By the same token, this is a fragrance that you must try if you are an ardent fan of: (1) the richest, muskiest Bal à Versailles; (2) really vintage Mitsouko extrait (namely, the 1930s to 1950s version which had its famous peach accord sublimated for much of the opening 6 hours within a musky oakmoss cloud that had furry, leathery, skin-like, smoky, and resinous subtexts); and/or (3) any of the modern musk or animalic fragrances cited herein (MAAI, MKK, Montecristo, or Salome).
On a separate but slightly related note, I don’t think that Siberian Musk is “skanky” in the way that word is frequently employed in reviews today, at least not on my skin. It’s not raunchy, redolent of stale unwashed body aromas, dirty crusted panties, dirty diapers, sweaty balls, or a man’s crotch after sex.
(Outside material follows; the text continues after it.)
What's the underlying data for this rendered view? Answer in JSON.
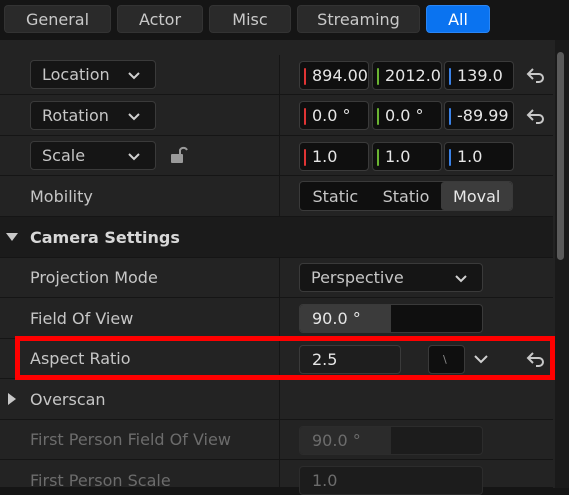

There is no barnyard scent of poo or hot, steaming cow turds. Nor does it have the pungent ripeness of animal leather hides being cured in the hot, humid sun, or an unwashed cat litter box filled with ammonia pee. The word “animalic” in perfumery can encompass each of these things, or some combination thereof. I think it’s essential to be as precise as one can be in describing the exact, particular sort of “animalic” aroma in question because there are so many different sorts, all lumped under the rough, broad, overarching umbrella of “animalic” or “skanky.”
That is a big reason why I’ve spent so long in the specifics of the notes and on their every nuance as it appears on my skin. If people are not precise or careful enough, it can create misleading impressions. To one person, “animalic” in the context of a fragrance with oud means barnyard cow s**t. To another person, “animalic” in the context of a vintage chypre, chypre-oriental, or animalic musk could be a wonderfully sexy scent, while a third person might perceive it to be anything from dirty panties to ripe skin musk, fur and leather, sweaty armpits, or even genitalia (men’s or women’s, at various stages of ripeness, sweat, urinousness, or sexuality).
I’ve tried my best to articulate the precise and specific nature, quality, character, and feel of the animalics in Siberian Musk on my skin, but please try to understand that we all interpret scent through a highly personal filter and by different baseline standards.
On top of that, we have to account for different skin chemistry that may amplify, mute, or transform the notes, both in their subtext and in their central essence. In short, what may appear on my skin and by my standards as “musky fur” or “fur laced with civet-like urinousness” may read very differently to you, on your skin, by your standards. I have a high tolerance for animalics, but my skin is also a factor in how things come across. Yours will be, too.
So, I cannot guarantee 100% that the deer musk will never feel as intense or urinous as the civet-hyraceum-castoreum combo in MAAI or Montecristo — to your nose, by your definitions, or on your skin — just as I cannot swear that the oud will never come across as “barnyard” — again, to your nose, by your baseline definitions, and on your skin. All I can tell you is Siberian Musk never reached those levels on my skin, and that the animalics in really old, extra concentrated, 1960s-version Bal à Versailles extrait/PDT were a much closer comparison on me.
I thought Siberian Musk was a magnificent fragrance, but I loved Ottoman Empire even more. That one is not sold out, and it will be the subject of the next review. (If you’re curious and want to get a head-start on reading about it, you can look it up on the Areej Le Doré website.) See you next time!
Disclosure: My sample was provided courtesy of Russian Adam. That did not impact this review. I do not do paid reviews, and my opinions are my own.